The open plan living and kitchen space looks out onto this view, with a six metre expanse of sliding glass doors. The size restrictions on the house mean that this is the only communal room in the house, with the rest dedicated to bedrooms and bathrooms, so Sarah explains that it had to be incredibly hard working. “It needed to be really social because they do a lot of entertaining. They also wanted it to be quite dramatic, airy and bright.” To achieve this, Sarah created a double height ceiling that follows the shape of traditional farm buildings in the area, combined with the expansive views through the glass doors.

 
The lower ceiling in the kitchen end of this space makes it feel cosier.

The lower ceiling in the kitchen end of this space makes it feel cosier.

 

This unimpeded view was cultivated by employing a ha-ha boundary between the end of the garden and the adjoining field, making the most of a natural drop rather than adding a fence or wall. The bedroom spaces are understated, a quieter escape away from the hustle and bustle of the living and kitchen area, but they too capture glimpses of the surrounding landscape with large windows. “We wanted to create almost a picture view,” Sarah explains, “it's like a living landscape painting.”

 
This bedroom window creates a nook to sit and enjoy the view.

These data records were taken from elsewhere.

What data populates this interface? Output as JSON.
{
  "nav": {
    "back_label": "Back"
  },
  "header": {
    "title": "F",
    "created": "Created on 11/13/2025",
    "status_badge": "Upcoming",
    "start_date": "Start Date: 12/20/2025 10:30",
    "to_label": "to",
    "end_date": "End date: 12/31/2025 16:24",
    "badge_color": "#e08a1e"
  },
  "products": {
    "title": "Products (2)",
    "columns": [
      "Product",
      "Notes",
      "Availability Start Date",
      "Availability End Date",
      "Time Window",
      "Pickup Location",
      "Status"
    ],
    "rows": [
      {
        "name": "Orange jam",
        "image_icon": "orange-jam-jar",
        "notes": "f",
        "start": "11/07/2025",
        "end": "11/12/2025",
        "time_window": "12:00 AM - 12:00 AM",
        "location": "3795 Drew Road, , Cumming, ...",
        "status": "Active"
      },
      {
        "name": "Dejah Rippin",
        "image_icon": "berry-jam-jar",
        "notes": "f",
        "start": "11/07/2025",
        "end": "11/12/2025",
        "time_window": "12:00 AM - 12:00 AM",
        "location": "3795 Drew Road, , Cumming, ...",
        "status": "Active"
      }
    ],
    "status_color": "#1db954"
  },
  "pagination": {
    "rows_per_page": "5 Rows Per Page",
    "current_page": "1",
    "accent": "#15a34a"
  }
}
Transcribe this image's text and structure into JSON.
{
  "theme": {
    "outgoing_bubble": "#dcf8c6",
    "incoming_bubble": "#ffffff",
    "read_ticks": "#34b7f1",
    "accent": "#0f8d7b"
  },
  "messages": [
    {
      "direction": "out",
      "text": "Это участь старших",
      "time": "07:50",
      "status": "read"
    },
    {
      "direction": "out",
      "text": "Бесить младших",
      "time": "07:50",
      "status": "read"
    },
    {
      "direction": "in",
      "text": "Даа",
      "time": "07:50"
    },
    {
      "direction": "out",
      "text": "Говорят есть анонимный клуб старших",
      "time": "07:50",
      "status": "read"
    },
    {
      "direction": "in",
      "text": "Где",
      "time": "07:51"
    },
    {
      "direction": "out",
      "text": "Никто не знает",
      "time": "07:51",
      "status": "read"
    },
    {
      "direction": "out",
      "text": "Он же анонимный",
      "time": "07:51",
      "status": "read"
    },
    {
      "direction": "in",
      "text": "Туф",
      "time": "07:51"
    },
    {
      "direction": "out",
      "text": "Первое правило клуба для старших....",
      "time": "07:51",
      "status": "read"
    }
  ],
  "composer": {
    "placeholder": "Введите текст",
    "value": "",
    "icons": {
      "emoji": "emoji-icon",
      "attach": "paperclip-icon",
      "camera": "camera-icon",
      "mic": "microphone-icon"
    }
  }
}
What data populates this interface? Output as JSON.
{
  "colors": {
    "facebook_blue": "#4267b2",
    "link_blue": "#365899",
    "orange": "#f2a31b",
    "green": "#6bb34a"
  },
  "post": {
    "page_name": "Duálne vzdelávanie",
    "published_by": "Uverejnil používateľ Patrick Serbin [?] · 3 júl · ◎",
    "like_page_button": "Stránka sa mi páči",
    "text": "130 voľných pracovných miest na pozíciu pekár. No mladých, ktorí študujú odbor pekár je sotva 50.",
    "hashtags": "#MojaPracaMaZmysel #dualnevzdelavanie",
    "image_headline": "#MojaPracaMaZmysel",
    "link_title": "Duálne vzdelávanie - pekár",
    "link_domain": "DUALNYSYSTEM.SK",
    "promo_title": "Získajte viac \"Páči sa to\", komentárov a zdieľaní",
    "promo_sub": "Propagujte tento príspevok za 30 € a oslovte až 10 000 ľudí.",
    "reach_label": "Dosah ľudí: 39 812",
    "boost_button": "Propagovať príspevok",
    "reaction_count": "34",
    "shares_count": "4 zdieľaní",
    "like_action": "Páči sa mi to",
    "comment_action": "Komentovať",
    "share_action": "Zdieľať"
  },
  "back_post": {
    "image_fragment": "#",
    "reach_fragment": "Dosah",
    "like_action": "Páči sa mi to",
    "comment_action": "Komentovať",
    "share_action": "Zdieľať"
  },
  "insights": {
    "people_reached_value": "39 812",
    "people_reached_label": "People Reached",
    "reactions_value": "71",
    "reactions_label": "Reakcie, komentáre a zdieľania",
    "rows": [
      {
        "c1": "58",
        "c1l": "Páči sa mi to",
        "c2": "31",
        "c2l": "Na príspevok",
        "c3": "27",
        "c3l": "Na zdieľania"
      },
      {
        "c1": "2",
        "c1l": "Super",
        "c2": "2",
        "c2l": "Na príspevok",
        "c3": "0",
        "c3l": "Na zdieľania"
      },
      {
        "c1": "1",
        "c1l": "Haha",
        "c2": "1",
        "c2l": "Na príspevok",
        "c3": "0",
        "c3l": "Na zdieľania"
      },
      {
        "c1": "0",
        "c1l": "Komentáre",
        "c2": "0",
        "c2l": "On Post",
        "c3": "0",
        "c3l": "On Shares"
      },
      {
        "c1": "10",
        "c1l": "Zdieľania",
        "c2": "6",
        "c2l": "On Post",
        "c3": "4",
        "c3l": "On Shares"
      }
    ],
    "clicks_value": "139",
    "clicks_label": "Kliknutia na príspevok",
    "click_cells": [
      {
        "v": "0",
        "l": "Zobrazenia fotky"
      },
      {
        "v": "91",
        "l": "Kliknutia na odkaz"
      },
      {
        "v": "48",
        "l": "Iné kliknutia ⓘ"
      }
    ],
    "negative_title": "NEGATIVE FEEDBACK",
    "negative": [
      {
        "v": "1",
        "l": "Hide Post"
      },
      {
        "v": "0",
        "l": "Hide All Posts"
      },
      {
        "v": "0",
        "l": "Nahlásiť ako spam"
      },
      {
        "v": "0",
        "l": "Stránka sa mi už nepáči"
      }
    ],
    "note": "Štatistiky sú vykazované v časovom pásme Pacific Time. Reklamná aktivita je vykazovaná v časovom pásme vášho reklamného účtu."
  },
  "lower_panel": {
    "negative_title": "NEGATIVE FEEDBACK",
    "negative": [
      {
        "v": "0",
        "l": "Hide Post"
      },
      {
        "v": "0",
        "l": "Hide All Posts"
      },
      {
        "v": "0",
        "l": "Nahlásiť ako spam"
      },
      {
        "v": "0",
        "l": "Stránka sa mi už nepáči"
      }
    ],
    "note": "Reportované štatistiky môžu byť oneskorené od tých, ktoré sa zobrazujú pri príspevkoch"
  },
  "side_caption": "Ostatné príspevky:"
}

This bedroom window creates a nook to sit and enjoy the view.

 

While the interiors feel bright and spacious, Sarah was mindful of not putting a huge house on this site that would look out of place in the landscape. “You access the house from the side, when traditionally people like have a statement front door. We made it a bit more understated, prioritising other spaces in the building, the spaces you're in all the time.” What the entrance hall does have is dramatic double height glazing, and an open staircase allows light to flow freely through this space. The house is in fact just a storey and a half, so it sits into the surrounding area rather than sticking out. 

None of the spaces, however, feel anything less than generous, something that Sarah puts down to her careful consideration of proportion. “It's really important to us when we're designing houses. Whilst you're trying to create proportion in the form of building, the proportions of actual rooms are really important, that each one individually feels right. It's something that I've worked really hard on over the years. Because when you go into a well-proportioned space, well, you feel it.” 

 
The open staircase allows light to flow through the house.

The open staircase allows light to flow through the house.

 

The palette of materials inside and out has been kept deliberately pared back, giving a sense of calm simplicity. Details like the doors and steps of the staircase were treated with an oil to bring out grey tones, while similar tones in the slate and zinc exterior not only link to the interior, but nod to the fact that the house is modern, yet is aware of the history of other buildings in the area. 

With this careful design, Sarah has created a home that ultimately is a relaxing space for this family. “It's instantly calming, and something I always aspire to in my designs is calm elegance. I really believe that the spaces you spend time in make an impact on how you feel. These types of spaces have the ability to slow you down – you can just sit in a chair, quietly contemplate life and look out to that fantastic view.”


PHOTOGRAPHY MICHAEL ROBINSON

WORDS MEGAN BURNS










Megan Burns